EXERCISE REQUIREMENTS:
Please repeat each line of the data exactly, with nothing left out.
*** Opening DATA SHOWN ***
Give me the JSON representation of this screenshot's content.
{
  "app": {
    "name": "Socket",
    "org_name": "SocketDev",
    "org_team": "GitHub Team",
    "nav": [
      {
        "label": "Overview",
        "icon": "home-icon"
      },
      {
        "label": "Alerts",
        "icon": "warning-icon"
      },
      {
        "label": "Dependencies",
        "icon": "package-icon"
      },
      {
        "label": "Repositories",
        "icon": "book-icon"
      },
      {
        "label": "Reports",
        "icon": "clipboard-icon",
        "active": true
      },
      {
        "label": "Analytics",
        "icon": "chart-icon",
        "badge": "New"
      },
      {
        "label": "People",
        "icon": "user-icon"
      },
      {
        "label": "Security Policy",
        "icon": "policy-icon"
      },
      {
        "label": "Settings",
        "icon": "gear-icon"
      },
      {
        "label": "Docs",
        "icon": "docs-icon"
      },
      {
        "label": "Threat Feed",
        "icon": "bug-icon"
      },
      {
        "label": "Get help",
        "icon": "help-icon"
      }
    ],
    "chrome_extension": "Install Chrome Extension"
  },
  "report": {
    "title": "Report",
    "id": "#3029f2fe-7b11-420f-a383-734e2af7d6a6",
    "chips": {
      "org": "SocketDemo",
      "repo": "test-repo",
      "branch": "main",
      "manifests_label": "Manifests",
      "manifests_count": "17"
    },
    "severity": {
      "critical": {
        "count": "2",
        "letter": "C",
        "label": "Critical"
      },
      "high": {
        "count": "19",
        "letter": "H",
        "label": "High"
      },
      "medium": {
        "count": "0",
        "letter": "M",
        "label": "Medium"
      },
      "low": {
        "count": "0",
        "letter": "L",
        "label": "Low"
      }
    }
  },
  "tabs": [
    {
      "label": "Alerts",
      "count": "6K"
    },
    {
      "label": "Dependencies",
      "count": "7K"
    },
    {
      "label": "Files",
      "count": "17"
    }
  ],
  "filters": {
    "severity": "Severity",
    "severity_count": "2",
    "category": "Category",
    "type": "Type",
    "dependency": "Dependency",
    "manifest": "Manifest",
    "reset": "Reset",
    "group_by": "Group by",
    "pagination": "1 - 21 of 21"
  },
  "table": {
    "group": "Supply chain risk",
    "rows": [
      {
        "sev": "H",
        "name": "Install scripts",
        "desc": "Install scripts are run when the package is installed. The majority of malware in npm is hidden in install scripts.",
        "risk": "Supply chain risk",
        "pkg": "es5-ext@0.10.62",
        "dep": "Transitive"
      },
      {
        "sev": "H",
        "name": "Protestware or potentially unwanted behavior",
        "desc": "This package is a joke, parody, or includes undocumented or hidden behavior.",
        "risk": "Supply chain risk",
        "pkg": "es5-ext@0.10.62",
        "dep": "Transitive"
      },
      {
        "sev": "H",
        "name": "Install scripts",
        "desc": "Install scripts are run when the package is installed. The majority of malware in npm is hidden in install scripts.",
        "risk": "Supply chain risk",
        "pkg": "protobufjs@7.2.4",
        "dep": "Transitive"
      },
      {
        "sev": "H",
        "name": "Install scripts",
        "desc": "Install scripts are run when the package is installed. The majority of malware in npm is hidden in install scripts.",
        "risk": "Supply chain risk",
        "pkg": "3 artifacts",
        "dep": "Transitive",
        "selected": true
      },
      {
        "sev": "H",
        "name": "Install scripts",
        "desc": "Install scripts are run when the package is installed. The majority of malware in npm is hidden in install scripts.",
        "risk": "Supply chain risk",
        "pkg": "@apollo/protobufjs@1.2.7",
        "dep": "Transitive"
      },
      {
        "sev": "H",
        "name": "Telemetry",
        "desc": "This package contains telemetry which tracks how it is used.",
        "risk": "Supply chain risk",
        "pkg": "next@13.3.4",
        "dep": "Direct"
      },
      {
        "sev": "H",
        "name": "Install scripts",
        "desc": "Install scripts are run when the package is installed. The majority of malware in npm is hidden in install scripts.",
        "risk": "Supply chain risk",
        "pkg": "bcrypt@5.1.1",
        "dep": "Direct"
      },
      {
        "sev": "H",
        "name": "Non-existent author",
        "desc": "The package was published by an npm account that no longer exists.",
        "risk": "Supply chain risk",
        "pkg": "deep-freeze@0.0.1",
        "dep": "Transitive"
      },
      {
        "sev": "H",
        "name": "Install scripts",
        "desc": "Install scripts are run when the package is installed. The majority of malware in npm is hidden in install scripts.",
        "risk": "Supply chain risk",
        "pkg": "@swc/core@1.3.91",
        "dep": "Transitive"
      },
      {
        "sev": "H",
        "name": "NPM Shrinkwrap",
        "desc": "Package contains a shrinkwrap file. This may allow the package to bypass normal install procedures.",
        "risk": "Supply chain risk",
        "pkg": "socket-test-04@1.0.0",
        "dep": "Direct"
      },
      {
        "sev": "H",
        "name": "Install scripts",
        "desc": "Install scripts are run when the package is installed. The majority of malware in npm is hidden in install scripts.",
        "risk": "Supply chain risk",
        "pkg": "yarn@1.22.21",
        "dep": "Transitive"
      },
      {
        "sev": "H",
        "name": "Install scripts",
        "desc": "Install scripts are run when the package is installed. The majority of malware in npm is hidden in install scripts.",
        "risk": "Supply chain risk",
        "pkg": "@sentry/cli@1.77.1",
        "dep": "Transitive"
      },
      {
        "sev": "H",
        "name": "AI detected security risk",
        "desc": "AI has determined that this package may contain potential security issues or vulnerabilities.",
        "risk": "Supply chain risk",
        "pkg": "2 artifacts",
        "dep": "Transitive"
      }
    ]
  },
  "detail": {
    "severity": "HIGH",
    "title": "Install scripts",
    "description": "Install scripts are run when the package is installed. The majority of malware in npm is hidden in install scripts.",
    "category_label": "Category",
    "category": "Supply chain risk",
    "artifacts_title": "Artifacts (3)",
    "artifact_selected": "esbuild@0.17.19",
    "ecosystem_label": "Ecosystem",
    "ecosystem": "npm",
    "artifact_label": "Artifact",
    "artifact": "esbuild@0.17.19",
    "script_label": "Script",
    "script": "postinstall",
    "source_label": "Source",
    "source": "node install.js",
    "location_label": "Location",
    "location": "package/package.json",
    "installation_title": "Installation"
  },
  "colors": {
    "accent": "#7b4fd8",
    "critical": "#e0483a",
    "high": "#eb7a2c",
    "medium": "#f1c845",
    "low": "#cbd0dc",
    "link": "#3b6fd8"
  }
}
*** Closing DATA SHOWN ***
RESULT OF THIS EXERCISE:
Give me the JSON representation of this screenshot's content.
{
  "app": {
    "name": "Socket",
    "org_name": "SocketDev",
    "org_team": "GitHub Team",
    "nav": [
      {
        "label": "Overview",
        "icon": "home-icon"
      },
      {
        "label": "Alerts",
        "icon": "warning-icon"
      },
      {
        "label": "Dependencies",
        "icon": "package-icon"
      },
      {
        "label": "Repositories",
        "icon": "book-icon"
      },
      {
        "label": "Reports",
        "icon": "clipboard-icon",
        "active": true
      },
      {
        "label": "Analytics",
        "icon": "chart-icon",
        "badge": "New"
      },
      {
        "label": "People",
        "icon": "user-icon"
      },
      {
        "label": "Security Policy",
        "icon": "policy-icon"
      },
      {
        "label": "Settings",
        "icon": "gear-icon"
      },
      {
        "label": "Docs",
        "icon": "docs-icon"
      },
      {
        "label": "Threat Feed",
        "icon": "bug-icon"
      },
      {
        "label": "Get help",
        "icon": "help-icon"
      }
    ],
    "chrome_extension": "Install Chrome Extension"
  },
  "report": {
    "title": "Report",
    "id": "#3029f2fe-7b11-420f-a383-734e2af7d6a6",
    "chips": {
      "org": "SocketDemo",
      "repo": "test-repo",
      "branch": "main",
      "manifests_label": "Manifests",
      "manifests_count": "17"
    },
    "severity": {
      "critical": {
        "count": "2",
        "letter": "C",
        "label": "Critical"
      },
      "high": {
        "count": "19",
        "letter": "H",
        "label": "High"
      },
      "medium": {
        "count": "0",
        "letter": "M",
        "label": "Medium"
      },
      "low": {
        "count": "0",
        "letter": "L",
        "label": "Low"
      }
    }
  },
  "tabs": [
    {
      "label": "Alerts",
      "count": "6K"
    },
    {
      "label": "Dependencies",
      "count": "7K"
    },
    {
      "label": "Files",
      "count": "17"
    }
  ],
  "filters": {
    "severity": "Severity",
    "severity_count": "2",
    "category": "Category",
    "type": "Type",
    "dependency": "Dependency",
    "manifest": "Manifest",
    "reset": "Reset",
    "group_by": "Group by",
    "pagination": "1 - 21 of 21"
  },
  "table": {
    "group": "Supply chain risk",
    "rows": [
      {
        "sev": "H",
        "name": "Install scripts",
        "desc": "Install scripts are run when the package is installed. The majority of malware in npm is hidden in install scripts.",
        "risk": "Supply chain risk",
        "pkg": "es5-ext@0.10.62",
        "dep": "Transitive"
      },
      {
        "sev": "H",
        "name": "Protestware or potentially unwanted behavior",
        "desc": "This package is a joke, parody, or includes undocumented or hidden behavior.",
        "risk": "Supply chain risk",
        "pkg": "es5-ext@0.10.62",
        "dep": "Transitive"
      },
      {
        "sev": "H",
        "name": "Install scripts",
        "desc": "Install scripts are run when the package is installed. The majority of malware in npm is hidden in install scripts.",
        "risk": "Supply chain risk",
        "pkg": "protobufjs@7.2.4",
        "dep": "Transitive"
      },
      {
        "sev": "H",
        "name": "Install scripts",
        "desc": "Install scripts are run when the package is installed. The majority of malware in npm is hidden in install scripts.",
        "risk": "Supply chain risk",
        "pkg": "3 artifacts",
        "dep": "Transitive",
        "selected": true
      },
      {
        "sev": "H",
        "name": "Install scripts",
        "desc": "Install scripts are run when the package is installed. The majority of malware in npm is hidden in install scripts.",
        "risk": "Supply chain risk",
        "pkg": "@apollo/protobufjs@1.2.7",
        "dep": "Transitive"
      },
      {
        "sev": "H",
        "name": "Telemetry",
        "desc": "This package contains telemetry which tracks how it is used.",
        "risk": "Supply chain risk",
        "pkg": "next@13.3.4",
        "dep": "Direct"
      },
      {
        "sev": "H",
        "name": "Install scripts",
        "desc": "Install scripts are run when the package is installed. The majority of malware in npm is hidden in install scripts.",
        "risk": "Supply chain risk",
        "pkg": "bcrypt@5.1.1",
        "dep": "Direct"
      },
      {
        "sev": "H",
        "name": "Non-existent author",
        "desc": "The package was published by an npm account that no longer exists.",
        "risk": "Supply chain risk",
        "pkg": "deep-freeze@0.0.1",
        "dep": "Transitive"
      },
      {
        "sev": "H",
        "name": "Install scripts",
        "desc": "Install scripts are run when the package is installed. The majority of malware in npm is hidden in install scripts.",
        "risk": "Supply chain risk",
        "pkg": "@swc/core@1.3.91",
        "dep": "Transitive"
      },
      {
        "sev": "H",
        "name": "NPM Shrinkwrap",
        "desc": "Package contains a shrinkwrap file. This may allow the package to bypass normal install procedures.",
        "risk": "Supply chain risk",
        "pkg": "socket-test-04@1.0.0",
        "dep": "Direct"
      },
      {
        "sev": "H",
        "name": "Install scripts",
        "desc": "Install scripts are run when the package is installed. The majority of malware in npm is hidden in install scripts.",
        "risk": "Supply chain risk",
        "pkg": "yarn@1.22.21",
        "dep": "Transitive"
      },
      {
        "sev": "H",
        "name": "Install scripts",
        "desc": "Install scripts are run when the package is installed. The majority of malware in npm is hidden in install scripts.",
        "risk": "Supply chain risk",
        "pkg": "@sentry/cli@1.77.1",
        "dep": "Transitive"
      },
      {
        "sev": "H",
        "name": "AI detected security risk",
        "desc": "AI has determined that this package may contain potential security issues or vulnerabilities.",
        "risk": "Supply chain risk",
        "pkg": "2 artifacts",
        "dep": "Transitive"
      }
    ]
  },
  "detail": {
    "severity": "HIGH",
    "title": "Install scripts",
    "description": "Install scripts are run when the package is installed. The majority of malware in npm is hidden in install scripts.",
    "category_label": "Category",
    "category": "Supply chain risk",
    "artifacts_title": "Artifacts (3)",
    "artifact_selected": "esbuild@0.17.19",
    "ecosystem_label": "Ecosystem",
    "ecosystem": "npm",
    "artifact_label": "Artifact",
    "artifact": "esbuild@0.17.19",
    "script_label": "Script",
    "script": "postinstall",
    "source_label": "Source",
    "source": "node install.js",
    "location_label": "Location",
    "location": "package/package.json",
    "installation_title": "Installation"
  },
  "colors": {
    "accent": "#7b4fd8",
    "critical": "#e0483a",
    "high": "#eb7a2c",
    "medium": "#f1c845",
    "low": "#cbd0dc",
    "link": "#3b6fd8"
  }
}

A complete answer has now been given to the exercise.